[Opening Provided records section]
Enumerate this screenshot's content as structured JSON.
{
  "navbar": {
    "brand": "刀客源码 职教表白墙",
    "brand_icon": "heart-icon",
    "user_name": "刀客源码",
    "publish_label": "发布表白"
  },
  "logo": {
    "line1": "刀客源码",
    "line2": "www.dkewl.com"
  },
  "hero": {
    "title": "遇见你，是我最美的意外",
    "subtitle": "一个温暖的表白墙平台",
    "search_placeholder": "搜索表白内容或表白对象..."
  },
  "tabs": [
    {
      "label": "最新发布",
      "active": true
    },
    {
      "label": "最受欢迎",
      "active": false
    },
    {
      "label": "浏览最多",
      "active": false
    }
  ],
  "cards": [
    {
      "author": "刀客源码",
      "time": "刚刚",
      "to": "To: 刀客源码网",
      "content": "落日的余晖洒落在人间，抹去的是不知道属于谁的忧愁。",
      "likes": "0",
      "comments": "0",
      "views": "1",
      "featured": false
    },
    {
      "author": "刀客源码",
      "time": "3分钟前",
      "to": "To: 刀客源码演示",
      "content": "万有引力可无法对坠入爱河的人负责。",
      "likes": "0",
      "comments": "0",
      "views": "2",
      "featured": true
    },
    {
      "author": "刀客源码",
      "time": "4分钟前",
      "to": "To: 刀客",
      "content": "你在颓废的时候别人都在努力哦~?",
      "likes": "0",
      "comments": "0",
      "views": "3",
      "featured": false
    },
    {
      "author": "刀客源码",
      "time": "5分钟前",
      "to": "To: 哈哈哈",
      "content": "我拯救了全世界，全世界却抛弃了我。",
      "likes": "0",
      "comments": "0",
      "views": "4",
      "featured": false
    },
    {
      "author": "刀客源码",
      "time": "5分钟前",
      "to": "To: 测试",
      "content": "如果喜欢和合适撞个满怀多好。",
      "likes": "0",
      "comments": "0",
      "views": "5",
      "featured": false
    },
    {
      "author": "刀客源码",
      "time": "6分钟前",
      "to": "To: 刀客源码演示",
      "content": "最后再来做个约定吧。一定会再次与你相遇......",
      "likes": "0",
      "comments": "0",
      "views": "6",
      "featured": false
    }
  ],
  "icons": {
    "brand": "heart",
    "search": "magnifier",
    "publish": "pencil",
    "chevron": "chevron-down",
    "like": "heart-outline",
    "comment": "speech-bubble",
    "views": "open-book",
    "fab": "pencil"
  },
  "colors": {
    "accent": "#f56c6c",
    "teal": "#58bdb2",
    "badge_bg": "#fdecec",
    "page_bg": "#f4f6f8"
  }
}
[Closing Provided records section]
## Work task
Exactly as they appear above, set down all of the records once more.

## Solution to the exercise
Enumerate this screenshot's content as structured JSON.
{
  "navbar": {
    "brand": "刀客源码 职教表白墙",
    "brand_icon": "heart-icon",
    "user_name": "刀客源码",
    "publish_label": "发布表白"
  },
  "logo": {
    "line1": "刀客源码",
    "line2": "www.dkewl.com"
  },
  "hero": {
    "title": "遇见你，是我最美的意外",
    "subtitle": "一个温暖的表白墙平台",
    "search_placeholder": "搜索表白内容或表白对象..."
  },
  "tabs": [
    {
      "label": "最新发布",
      "active": true
    },
    {
      "label": "最受欢迎",
      "active": false
    },
    {
      "label": "浏览最多",
      "active": false
    }
  ],
  "cards": [
    {
      "author": "刀客源码",
      "time": "刚刚",
      "to": "To: 刀客源码网",
      "content": "落日的余晖洒落在人间，抹去的是不知道属于谁的忧愁。",
      "likes": "0",
      "comments": "0",
      "views": "1",
      "featured": false
    },
    {
      "author": "刀客源码",
      "time": "3分钟前",
      "to": "To: 刀客源码演示",
      "content": "万有引力可无法对坠入爱河的人负责。",
      "likes": "0",
      "comments": "0",
      "views": "2",
      "featured": true
    },
    {
      "author": "刀客源码",
      "time": "4分钟前",
      "to": "To: 刀客",
      "content": "你在颓废的时候别人都在努力哦~?",
      "likes": "0",
      "comments": "0",
      "views": "3",
      "featured": false
    },
    {
      "author": "刀客源码",
      "time": "5分钟前",
      "to": "To: 哈哈哈",
      "content": "我拯救了全世界，全世界却抛弃了我。",
      "likes": "0",
      "comments": "0",
      "views": "4",
      "featured": false
    },
    {
      "author": "刀客源码",
      "time": "5分钟前",
      "to": "To: 测试",
      "content": "如果喜欢和合适撞个满怀多好。",
      "likes": "0",
      "comments": "0",
      "views": "5",
      "featured": false
    },
    {
      "author": "刀客源码",
      "time": "6分钟前",
      "to": "To: 刀客源码演示",
      "content": "最后再来做个约定吧。一定会再次与你相遇......",
      "likes": "0",
      "comments": "0",
      "views": "6",
      "featured": false
    }
  ],
  "icons": {
    "brand": "heart",
    "search": "magnifier",
    "publish": "pencil",
    "chevron": "chevron-down",
    "like": "heart-outline",
    "comment": "speech-bubble",
    "views": "open-book",
    "fab": "pencil"
  },
  "colors": {
    "accent": "#f56c6c",
    "teal": "#58bdb2",
    "badge_bg": "#fdecec",
    "page_bg": "#f4f6f8"
  }
}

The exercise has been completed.